"While we were in the village of Alokozai for a funeral, praying for a martyr killed in the massacre, we heard close-range, small-arms fire, followed by two rocket-propelled grenades," said Agha Lali, a member of the Kandahar provincial council. "According to my information, two to three Afghan security forces have been injured."

Lali said high-level Afghan officials, including Karzai's brother, a minister and a deputy minister, were attending the funeral when the attacks took place. The targets appeared to be Afghan investigators collecting evidence in the neighboring village of Najibian, where the remaining victims died.

The Taliban have battled U.S. and NATO troops, as well as Afghan government forces, since the 2001 invasion after the September 11 attacks on New York and Washington. After Sunday's killings, they described U.S. troops as "sick-minded American savages." In a statement Tuesday, they said they would take revenge "by killing and beheading Americans anywhere in the country."

A protest in Jalalabad, near the border with Pakistan, drew hundreds of people Tuesday, with demonstrators blocking the highway to Kabul, provincial government spokesman Ahmad Zaii Abdulzai said. The highway was reopened later Tuesday.

The U.S. military says the Army sergeant blamed for the killings acted alone. Two senior military officials told CNN that images from security cameras around his outpost showed the suspect leaving the base alone and returning alone.

The still-unidentified soldier has yet to be charged.

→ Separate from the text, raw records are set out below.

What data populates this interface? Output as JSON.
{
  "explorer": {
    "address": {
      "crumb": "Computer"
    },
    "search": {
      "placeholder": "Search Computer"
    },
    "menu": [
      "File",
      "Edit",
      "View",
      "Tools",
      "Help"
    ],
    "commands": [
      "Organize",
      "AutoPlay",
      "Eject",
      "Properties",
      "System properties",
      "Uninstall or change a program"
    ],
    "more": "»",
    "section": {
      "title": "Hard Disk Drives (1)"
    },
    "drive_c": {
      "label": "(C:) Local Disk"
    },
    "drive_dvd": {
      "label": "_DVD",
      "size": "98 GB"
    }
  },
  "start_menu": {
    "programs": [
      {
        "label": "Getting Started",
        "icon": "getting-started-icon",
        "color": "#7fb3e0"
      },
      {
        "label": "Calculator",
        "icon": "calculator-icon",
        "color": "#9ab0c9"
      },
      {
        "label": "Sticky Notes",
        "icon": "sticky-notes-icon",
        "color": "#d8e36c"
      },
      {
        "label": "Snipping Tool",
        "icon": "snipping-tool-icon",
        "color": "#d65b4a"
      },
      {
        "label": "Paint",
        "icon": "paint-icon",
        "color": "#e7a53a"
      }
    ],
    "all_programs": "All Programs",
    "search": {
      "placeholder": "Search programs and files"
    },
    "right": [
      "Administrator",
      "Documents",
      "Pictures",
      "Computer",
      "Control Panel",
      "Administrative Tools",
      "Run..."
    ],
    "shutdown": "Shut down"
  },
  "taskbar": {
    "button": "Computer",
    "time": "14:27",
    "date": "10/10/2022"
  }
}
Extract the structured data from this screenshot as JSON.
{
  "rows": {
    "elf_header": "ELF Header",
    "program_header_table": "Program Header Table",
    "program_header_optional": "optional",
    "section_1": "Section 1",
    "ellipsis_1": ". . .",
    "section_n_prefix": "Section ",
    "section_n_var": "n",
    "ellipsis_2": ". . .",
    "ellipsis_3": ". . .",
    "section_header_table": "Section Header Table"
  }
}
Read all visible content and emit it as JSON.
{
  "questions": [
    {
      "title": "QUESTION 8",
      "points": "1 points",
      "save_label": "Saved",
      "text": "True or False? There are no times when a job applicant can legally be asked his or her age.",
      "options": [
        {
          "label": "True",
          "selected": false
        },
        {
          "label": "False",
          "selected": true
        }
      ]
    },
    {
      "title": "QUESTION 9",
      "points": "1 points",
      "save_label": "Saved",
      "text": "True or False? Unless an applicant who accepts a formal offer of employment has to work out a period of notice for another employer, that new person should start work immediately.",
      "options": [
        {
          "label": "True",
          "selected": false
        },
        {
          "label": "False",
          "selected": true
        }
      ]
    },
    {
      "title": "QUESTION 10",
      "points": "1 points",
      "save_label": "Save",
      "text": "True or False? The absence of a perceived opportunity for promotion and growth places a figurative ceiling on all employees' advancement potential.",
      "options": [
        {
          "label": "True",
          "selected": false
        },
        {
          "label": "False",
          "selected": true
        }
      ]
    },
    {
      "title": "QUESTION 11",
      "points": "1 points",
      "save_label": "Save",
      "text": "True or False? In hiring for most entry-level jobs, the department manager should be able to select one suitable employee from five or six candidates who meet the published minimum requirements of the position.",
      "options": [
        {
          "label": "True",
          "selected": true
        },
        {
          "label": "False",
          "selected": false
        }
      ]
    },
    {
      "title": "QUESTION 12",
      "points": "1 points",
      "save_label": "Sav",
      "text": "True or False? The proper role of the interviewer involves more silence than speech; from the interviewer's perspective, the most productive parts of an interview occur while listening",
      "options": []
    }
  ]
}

He turned himself in to his fellow Americans after the killings and could face the death penalty, Panetta has said. Afghanistan's parliament has demanded a public trial for the suspect, but U.S. officials said they will handle the investigation and prosecution themselves.

The US soldier, who killed 16 civilians in Afghanistan could face a death penalty if convicted, said Defence Secretary Leon Panetta.

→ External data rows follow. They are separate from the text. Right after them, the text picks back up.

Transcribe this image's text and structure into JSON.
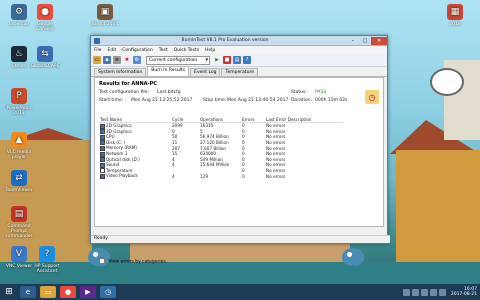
{
  "desktop": {
    "icons": [
      {
        "label": "Lcovidan",
        "glyph": "⚙",
        "color": "#3c6a95"
      },
      {
        "label": "Google Chrome",
        "glyph": "●",
        "color": "#e84c3d"
      },
      {
        "label": "Steam",
        "glyph": "♨",
        "color": "#1b2838"
      },
      {
        "label": "GlobalSCAPE",
        "glyph": "⇆",
        "color": "#3d6bb3"
      },
      {
        "label": "PowerPoint 2013",
        "glyph": "P",
        "color": "#c84c2c"
      },
      {
        "label": "VLC media player",
        "glyph": "▲",
        "color": "#f08a1c"
      },
      {
        "label": "TeamViewer",
        "glyph": "⇄",
        "color": "#1a6ec3"
      },
      {
        "label": "Command Prompt commander",
        "glyph": "▤",
        "color": "#c2332b"
      },
      {
        "label": "VNC Viewer",
        "glyph": "V",
        "color": "#3a78c8"
      },
      {
        "label": "HP Support Assistant",
        "glyph": "?",
        "color": "#1c8fe0"
      },
      {
        "label": "Burnit 2014",
        "glyph": "▣",
        "color": "#7a5a40"
      },
      {
        "label": "2018",
        "glyph": "▦",
        "color": "#c43"
      }
    ]
  },
  "window": {
    "title": "BurnInTest V8.1 Pro Evaluation version",
    "menu": [
      "File",
      "Edit",
      "Configuration",
      "Test",
      "Quick Tests",
      "Help"
    ],
    "toolbar": {
      "config": "Current configuration"
    },
    "tabs": [
      "System Information",
      "Burn In Results",
      "Event Log",
      "Temperature"
    ],
    "results_title": "Results for ANNA-PC",
    "test_config_label": "Test configuration file:",
    "test_config_value": "Last.bitcfg",
    "start_label": "Start time:",
    "start_value": "Mon Aug 21 13:25:52 2017",
    "stop_label": "Stop time:",
    "stop_value": "Mon Aug 21 13:40:54 2017",
    "status_label": "Status:",
    "status_value": "PASS",
    "duration_label": "Duration:",
    "duration_value": "000h 15m 02s",
    "table": {
      "headers": [
        "Test Name",
        "Cycle",
        "Operations",
        "Errors",
        "Last Error Description"
      ],
      "rows": [
        {
          "name": "2D Graphics",
          "cycle": "2099",
          "ops": "16315",
          "err": "0",
          "desc": "No errors",
          "on": true
        },
        {
          "name": "3D Graphics",
          "cycle": "0",
          "ops": "5",
          "err": "0",
          "desc": "No errors",
          "on": true
        },
        {
          "name": "CPU",
          "cycle": "50",
          "ops": "56.974 Billion",
          "err": "0",
          "desc": "No errors",
          "on": true
        },
        {
          "name": "Disk (C: )",
          "cycle": "11",
          "ops": "27.120 Billion",
          "err": "0",
          "desc": "No errors",
          "on": true
        },
        {
          "name": "Memory (RAM)",
          "cycle": "207",
          "ops": "7.607 Billion",
          "err": "0",
          "desc": "No errors",
          "on": true
        },
        {
          "name": "Network 1",
          "cycle": "15",
          "ops": "634000",
          "err": "0",
          "desc": "No errors",
          "on": true
        },
        {
          "name": "Optical disk (D:)",
          "cycle": "4",
          "ops": "549 Million",
          "err": "0",
          "desc": "No errors",
          "on": true
        },
        {
          "name": "Sound",
          "cycle": "4",
          "ops": "15.644 Million",
          "err": "0",
          "desc": "No errors",
          "on": true
        },
        {
          "name": "Temperature",
          "cycle": "",
          "ops": "",
          "err": "0",
          "desc": "No errors",
          "on": false
        },
        {
          "name": "Video Playback",
          "cycle": "4",
          "ops": "129",
          "err": "0",
          "desc": "No errors",
          "on": true
        }
      ]
    },
    "view_errors": "View errors by categories",
    "status_bar": "Ready"
  },
  "taskbar": {
    "time": "16:07",
    "date": "2017-08-21"
  }
}
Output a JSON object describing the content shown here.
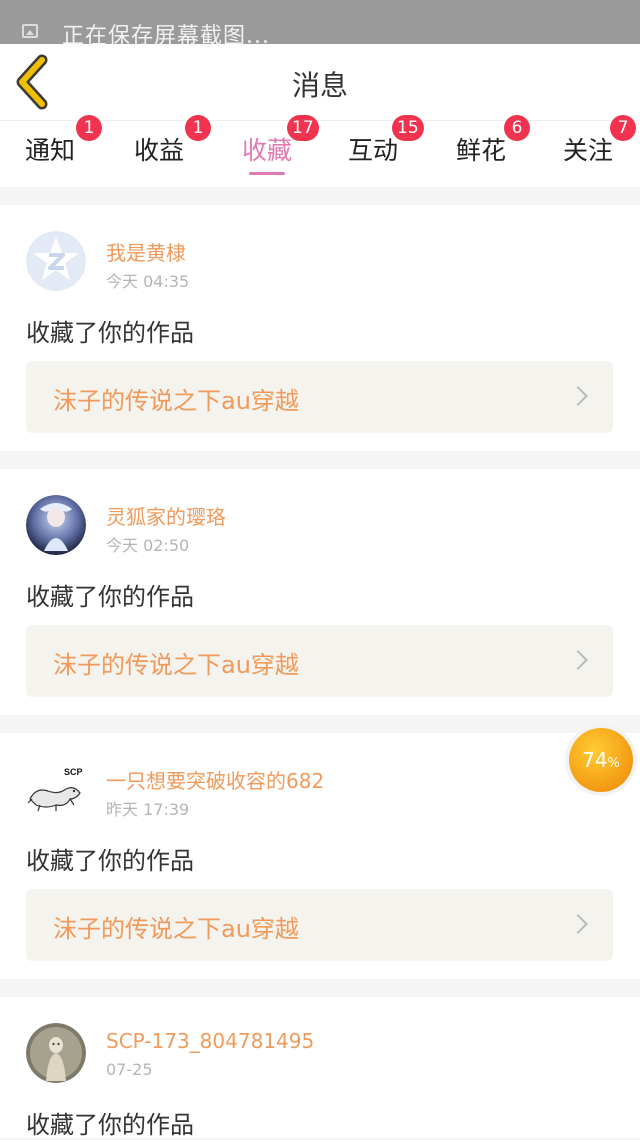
{
  "status_bar": {
    "text": "正在保存屏幕截图..."
  },
  "header": {
    "title": "消息"
  },
  "tabs": [
    {
      "label": "通知",
      "badge": "1",
      "active": false
    },
    {
      "label": "收益",
      "badge": "1",
      "active": false
    },
    {
      "label": "收藏",
      "badge": "17",
      "active": true
    },
    {
      "label": "互动",
      "badge": "15",
      "active": false
    },
    {
      "label": "鲜花",
      "badge": "6",
      "active": false
    },
    {
      "label": "关注",
      "badge": "7",
      "active": false
    }
  ],
  "messages": [
    {
      "username": "我是黄棣",
      "time": "今天 04:35",
      "action": "收藏了你的作品",
      "work_title": "沫子的传说之下au穿越",
      "avatar": "default-z-avatar"
    },
    {
      "username": "灵狐家的璎珞",
      "time": "今天 02:50",
      "action": "收藏了你的作品",
      "work_title": "沫子的传说之下au穿越",
      "avatar": "anime-avatar"
    },
    {
      "username": "一只想要突破收容的682",
      "time": "昨天 17:39",
      "action": "收藏了你的作品",
      "work_title": "沫子的传说之下au穿越",
      "avatar": "scp-lizard-avatar"
    },
    {
      "username": "SCP-173_804781495",
      "time": "07-25",
      "action": "收藏了你的作品",
      "work_title": "",
      "avatar": "scp-173-avatar"
    }
  ],
  "progress": {
    "value": "74",
    "unit": "%"
  },
  "colors": {
    "accent": "#e07ab0",
    "username": "#f09a5b",
    "badge": "#f0334f",
    "back_arrow": "#f0c000"
  }
}
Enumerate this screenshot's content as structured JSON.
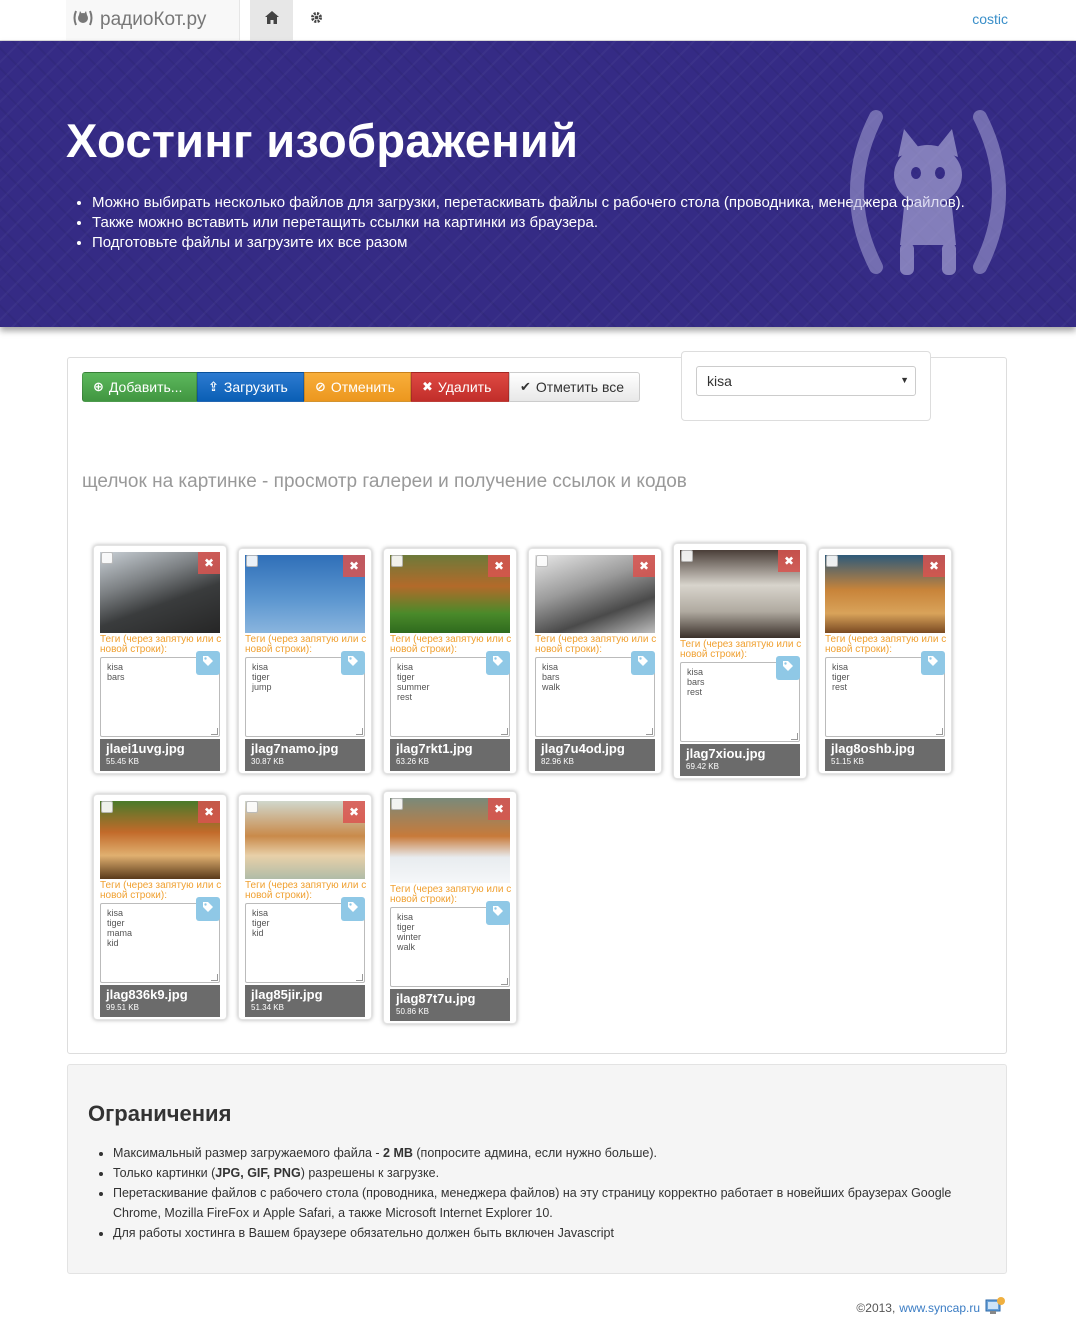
{
  "nav": {
    "brand": "радиоКот.ру",
    "user": "costic"
  },
  "hero": {
    "title": "Хостинг изображений",
    "bullets": [
      "Можно выбирать несколько файлов для загрузки, перетаскивать файлы с рабочего стола (проводника, менеджера файлов).",
      "Также можно вставить или перетащить ссылки на картинки из браузера.",
      "Подготовьте файлы и загрузите их все разом"
    ]
  },
  "toolbar": {
    "add": "Добавить...",
    "upload": "Загрузить",
    "cancel": "Отменить",
    "delete": "Удалить",
    "check_all": "Отметить все"
  },
  "album": {
    "selected": "kisa"
  },
  "hint": "щелчок на картинке - просмотр галереи и получение ссылок и кодов",
  "tags_label": "Теги (через запятую или с новой строки):",
  "images": [
    {
      "name": "jlaei1uvg.jpg",
      "size": "55.45 KB",
      "tags": "kisa\nbars",
      "theme": "snowleopard-dark"
    },
    {
      "name": "jlag7namo.jpg",
      "size": "30.87 KB",
      "tags": "kisa\ntiger\njump",
      "theme": "tiger-jump"
    },
    {
      "name": "jlag7rkt1.jpg",
      "size": "63.26 KB",
      "tags": "kisa\ntiger\nsummer\nrest",
      "theme": "tiger-grass"
    },
    {
      "name": "jlag7u4od.jpg",
      "size": "82.96 KB",
      "tags": "kisa\nbars\nwalk",
      "theme": "snowleopard-bw"
    },
    {
      "name": "jlag7xiou.jpg",
      "size": "69.42 KB",
      "tags": "kisa\nbars\nrest",
      "theme": "snowleopard-rock"
    },
    {
      "name": "jlag8oshb.jpg",
      "size": "51.15 KB",
      "tags": "kisa\ntiger\nrest",
      "theme": "tiger-lying"
    },
    {
      "name": "jlag836k9.jpg",
      "size": "99.51 KB",
      "tags": "kisa\ntiger\nmama\nkid",
      "theme": "tiger-mama"
    },
    {
      "name": "jlag85jir.jpg",
      "size": "51.34 KB",
      "tags": "kisa\ntiger\nkid",
      "theme": "tiger-cub"
    },
    {
      "name": "jlag87t7u.jpg",
      "size": "50.86 KB",
      "tags": "kisa\ntiger\nwinter\nwalk",
      "theme": "tiger-snow"
    }
  ],
  "limits": {
    "title": "Ограничения",
    "items": [
      [
        "Максимальный размер загружаемого файла - ",
        "2 MB",
        " (попросите админа, если нужно больше)."
      ],
      [
        "Только картинки (",
        "JPG, GIF, PNG",
        ") разрешены к загрузке."
      ],
      [
        "Перетаскивание файлов с рабочего стола (проводника, менеджера файлов) на эту страницу корректно работает в новейших браузерах Google Chrome, Mozilla FireFox и Apple Safari, а также Microsoft Internet Explorer 10.",
        "",
        ""
      ],
      [
        "Для работы хостинга в Вашем браузере обязательно должен быть включен Javascript",
        "",
        ""
      ]
    ]
  },
  "footer": {
    "copy": "©2013,",
    "link": "www.syncap.ru"
  }
}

The officials have described the suspect as a staff sergeant from an infantry unit assigned to support Special Forces troops in Kandahar province, the Taliban heartland and a leading focus of the U.S.-led counterinsurgency strategy in Afghanistan.

Military authorities have presented a determination of probable cause to allow them to keep the sergeant in detention, an ISAF offficial told CNN.

Investigators are looking into whether alcohol may have been a factor in the attack, though toxicology tests on the suspect were not complete, the two senior military officials said.

The suspect served three tours of duty in Iraq before being deployed to Afghanistan, according to the U.S. military.

During the suspect's last deployment, in 2010, he was riding in a vehicle that rolled over in a wreck, according to a senior Defense Department official, who also spoke on condition of anonymity. After the wreck, the sergeant was diagnosed with traumatic brain injury but was treated and then found fit for duty, the official said.

Speaking at the White House, Obama said he has told Karzai that the United States "takes this as seriously as if it was our own citizens and our own children who were murdered."

"The killing of innocent civilians is outrageous and it's unacceptable. It's not who we are as a country and it does not represent our military," he said. A U.S. military investigation "will follow the facts wherever they lead us, and we will make sure that anybody who was involved is held fully accountable with the full force of the law," he added.

Allied combat troops are scheduled to leave Afghanistan by 2014, and Obama said the number will be reduced by more than 30,000 by summer's end, matching the number of Americans he sent in after taking office.

"There's no question that we face a difficult challenge in Afghanistan, but I'm confident that we can continue the work of meeting our objectives, protecting our country and responsibly bringing this war to a close," he said.

In other incidents adding to the strain on U.S.-Afghan relations, U.S. commanders condemned a video of a squad of Marines urinating on bodies in January.

Tensions ramped up dramatically in February, after a group of U.S. soldiers burned copies of the Quran, Islam's holy book, that had been seized from inmates at the American-run prison at Bagram Air Base.

American officials from Obama down called the burning an accident and apologized for it, but riots left dozens dead, including six American troops. Hundreds more Afghans were wounded.